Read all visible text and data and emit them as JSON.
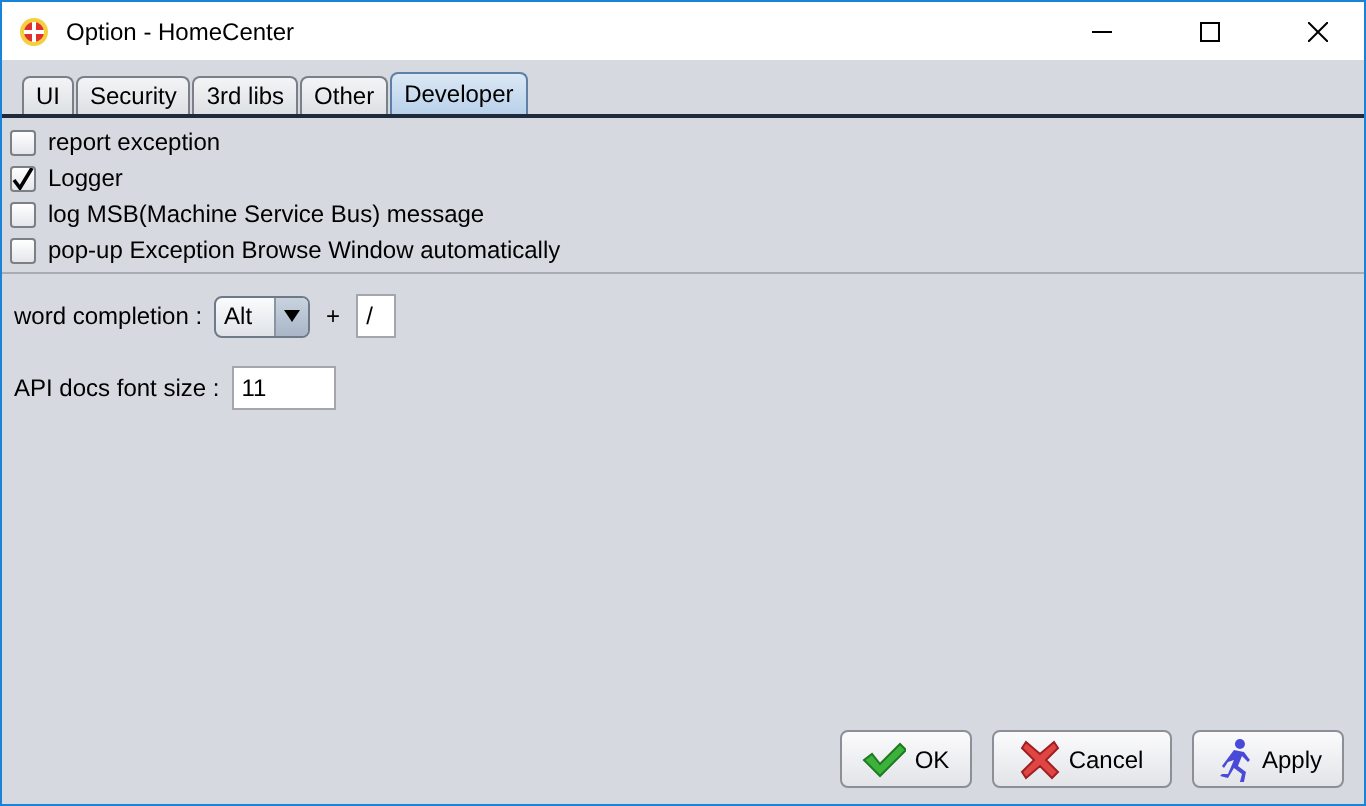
{
  "window": {
    "title": "Option - HomeCenter"
  },
  "tabs": [
    {
      "label": "UI",
      "selected": false
    },
    {
      "label": "Security",
      "selected": false
    },
    {
      "label": "3rd libs",
      "selected": false
    },
    {
      "label": "Other",
      "selected": false
    },
    {
      "label": "Developer",
      "selected": true
    }
  ],
  "options": [
    {
      "label": "report exception",
      "checked": false
    },
    {
      "label": "Logger",
      "checked": true
    },
    {
      "label": "log MSB(Machine Service Bus) message",
      "checked": false
    },
    {
      "label": "pop-up Exception Browse Window automatically",
      "checked": false
    }
  ],
  "word_completion": {
    "label": "word completion :",
    "modifier": "Alt",
    "plus": "+",
    "key": "/"
  },
  "api_font_size": {
    "label": "API docs font size :",
    "value": "11"
  },
  "buttons": [
    {
      "kind": "ok",
      "label": "OK"
    },
    {
      "kind": "cancel",
      "label": "Cancel"
    },
    {
      "kind": "apply",
      "label": "Apply"
    }
  ]
}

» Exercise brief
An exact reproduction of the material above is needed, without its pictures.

» Task answer
Read all visible text and data and emit them as JSON.
{
  "window": {
    "title": "Option - HomeCenter"
  },
  "tabs": [
    {
      "label": "UI",
      "selected": false
    },
    {
      "label": "Security",
      "selected": false
    },
    {
      "label": "3rd libs",
      "selected": false
    },
    {
      "label": "Other",
      "selected": false
    },
    {
      "label": "Developer",
      "selected": true
    }
  ],
  "options": [
    {
      "label": "report exception",
      "checked": false
    },
    {
      "label": "Logger",
      "checked": true
    },
    {
      "label": "log MSB(Machine Service Bus) message",
      "checked": false
    },
    {
      "label": "pop-up Exception Browse Window automatically",
      "checked": false
    }
  ],
  "word_completion": {
    "label": "word completion :",
    "modifier": "Alt",
    "plus": "+",
    "key": "/"
  },
  "api_font_size": {
    "label": "API docs font size :",
    "value": "11"
  },
  "buttons": [
    {
      "kind": "ok",
      "label": "OK"
    },
    {
      "kind": "cancel",
      "label": "Cancel"
    },
    {
      "kind": "apply",
      "label": "Apply"
    }
  ]
}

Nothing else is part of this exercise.